New Years is a time for reflection and resolutions Most people think about the usual things: losing weight, learning to live in the moment, etc. but our mission is to encourage disabled individuals who use Service Dogs to leave nothing but an excellent impression. Here are 10 ways to be a better Service Dog team in the coming year. 1) Be polite and make an effort to educate others if you can If you've been partnered with a Service Dog long enough, chances are excellent that you will have run into an access challenge, someone who is rude, secretly (or openly) jealous that you have your dog with you — or just behaves awkwardly toward you or your canine partner. Perhaps they'll ask invasive questions. If you have an invisible disability, they may wonder aloud why "you don't look disabled" or even openly confront you. Chances are they have never met a Service Dog team before. It's possible that they have an image in their mind of what a disabled person with a Service Dog should look like. While having a Service Dog does not also require you to take on the role of Public Educator (and nor does everyone have time, especially when you're tired of being confronted the third time in one day) it's important to leave an excellent impression. Remember, it takes only moment to leave an excellent impression — or to do the opposite. Always remember that you only get one shot at making a first impression. Be aware that your impression upon others, again likely being their first and only interaction with a team, can directly affect your rights later. The impression you leave with the public can directly impact your rights as a team, as well as the treatment you and other Service Dog teams receive in the future from both people on the street and businesses alike. Going further, the impression you leave can directly or indirectly affect change on the laws that govern you in your state or even at a federal level. Be kind, be courteous, and treat others as you want to be treated. You may be in a rush, but the decision to partner with a Service Dog comes with responsibilities, so you should always strive to be a better Service Dog team than you were yesterday, last month or last year. You just want to get out of the store, but taking one
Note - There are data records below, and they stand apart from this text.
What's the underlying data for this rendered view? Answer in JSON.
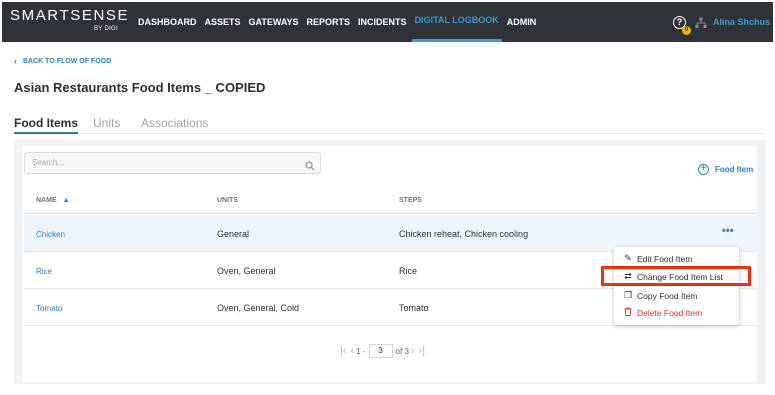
{
  "app": {
    "logo_main": "SMARTSENSE",
    "logo_sub": "BY DIGI",
    "nav": [
      "DASHBOARD",
      "ASSETS",
      "GATEWAYS",
      "REPORTS",
      "INCIDENTS",
      "DIGITAL LOGBOOK",
      "ADMIN"
    ],
    "active_nav": "DIGITAL LOGBOOK",
    "help_badge": "0",
    "user_name": "Alina Shchus",
    "accent_color": "#3a9ad9"
  },
  "header": {
    "back_link": "BACK TO FLOW OF FOOD",
    "title": "Asian Restaurants Food Items _ COPIED",
    "tabs": [
      "Food Items",
      "Units",
      "Associations"
    ],
    "active_tab": "Food Items"
  },
  "toolbar": {
    "search_placeholder": "Search...",
    "add_button": "Food Item"
  },
  "table": {
    "columns": [
      "NAME",
      "UNITS",
      "STEPS"
    ],
    "rows": [
      {
        "name": "Chicken",
        "units": "General",
        "steps": "Chicken reheat, Chicken cooling"
      },
      {
        "name": "Rice",
        "units": "Oven, General",
        "steps": "Rice"
      },
      {
        "name": "Tomato",
        "units": "Oven, General, Cold",
        "steps": "Tomato"
      }
    ]
  },
  "context_menu": {
    "items": [
      "Edit Food Item",
      "Change Food Item List",
      "Copy Food Item",
      "Delete Food Item"
    ],
    "highlighted": "Change Food Item List",
    "danger_color": "#d93030"
  },
  "pagination": {
    "first_part": "1 -",
    "current": "3",
    "total": "of 3"
  }
}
In the United States, every Service Dog handler enjoys the right to travel with their Service Dog. However, finding straightforward information about airline policies and requirements, international laws, TSA regulations, security checkpoints, and other commonly encountered situations isn't easy! To help you prepare you for your trip, we've compiled Service Dog travel tips, tricks, hacks, guidelines, and resources. Terminology note: U.S. Federal law includes miniature horses in the list of allowable Assistance Animal species. Miniature horses trained as Assistance Animals usually provide either guide services or brace and mobility support. Since the majority of Assistance Animal handlers partner with a dog, we usually utilize the term "Service Dog" instead of the more universal "Service Animal." However, any time you see "Service Dog," you could replace it with "Miniature Guide Horse" or "Brace and Mobility Support Horse" seamlessly. Miniature horse users possess identical public access rights to Service Dog teams.   Airlines Updated Service Dog and ESA Policies Several Years Ago Throughout the course of 2018, nearly every major domestic airline updated their Service Dog travel policies. Most airlines designed their new protocols to crack down on people using legal loopholes to transport untrained or unsuitable dogs free of charge in the cabin. As such, many of the new rules differ greatly from the "old" airline Service Dog requirements. This is particularly true concerning Emotional Support Animals (ESAs). Many airlines now require an extensive, multi-step approval process for Service Dogs and Emotional Support Animals. Some airlines outline different rules or behavioral expectations for different types of Service Dogs. As an example, American Airlines requires Psychiatric Service Dogs to meet the Emotional Support Animal (ESA) requirements instead of the standard Service Dog requirements. Learn More About how Service Animals, Therapy Dogs, and Emotional Support Animals Differ Other types of professional working dogs, like Search and Rescue Dogs and Police K9s, often fly under an airline's established Service Dog policy. However, that's far from universal -- airline working dog policies range from nonexistent to clearly defined with everything in between! All handlers should confirm their airline's Working K9 or Service Dog travel policy several days prior to flying. Airlines accept Service Dogs in Training (SDiTs) at their own discretion. Service Dnimals in Training are not covered by the Air Carrier Access Act (ACAA) and therefore have no legal rights to fly under any Service Animal policy. Some airlines provide better SDiT policies than others.   Service Dog Definitions and Requirements Vary Widely In addition to tightening the rules for

Federal law stipulates that a Service Animal is "any dog that is individually trained to do work or perform tasks for the benefit of an individual with a disability" and that a Service Dog teams are allowed to enter areas where the public is normally allowed to go. However, a Service Dog team's civil rights may be occasionally challenged by well-meaning people trying to keep pets out of the establishment. While stressful, these challenges are typically easy to handle. Sometimes, though, a little more work is required.

Whether you're looking for a new apartment new home with your service dog or pet, this article will walk you through the steps to finding the perfect pet-friendly apartment. It covers things like ensuring your new home is on a quiet residential street, breed restrictions, and what to look out for. In addition, it will give you tips for checking out your neighbors' pets and negotiating a lease with the landlord.   Make sure the environment is safe When you move to a new place with pets, it is important to check the breed restrictions to see if you can bring your pet with you. Some San Jose pet friendly apartments communities do not allow certain dog breeds and will exercise restraint if the animal is too aggressive. It is also important to know about the age of the dog to make sure the new environment is safe for your furry friend. Here are some common breed restrictions: Before you get your new place, you need to research the new state laws to find out if there are any dog vaccination or licensing requirements.   Honesty with landlords One way to avoid problems in renting a new home with your service dog or pet is, to be honest with your landlord. Not only is it advisable to be upfront about the nature of your pet, but it will also make your landlord more comfortable with your decision. When discussing a pet deposit, be sure to fully understand its terms and conditions. By being honest with your landlord, you can avoid any unpleasant surprises during your stay and also save money in the long run. Showing your landlord a vet's letter confirming that your pet is well-trained will show your landlord that you've taken good care of it. Unless you have a service dog, you should also ask about pet deposits and pet rent. Pets can cause damage to your property so it's advisable to protect your property by purchasing insurance that covers these costs.   Service dogs are not pets Under the law, Service Dogs are considered medical equipment and therefore are exempt from no-pet housing and breed restrictions, however being considerate will go a long way in making your new home experience more pleasant. It's not unusual for a landlord or HOA to request a letter from a prospective tenant's physician stating their need for a Service Dog, however physicians can't verify training or testify to the behavior of the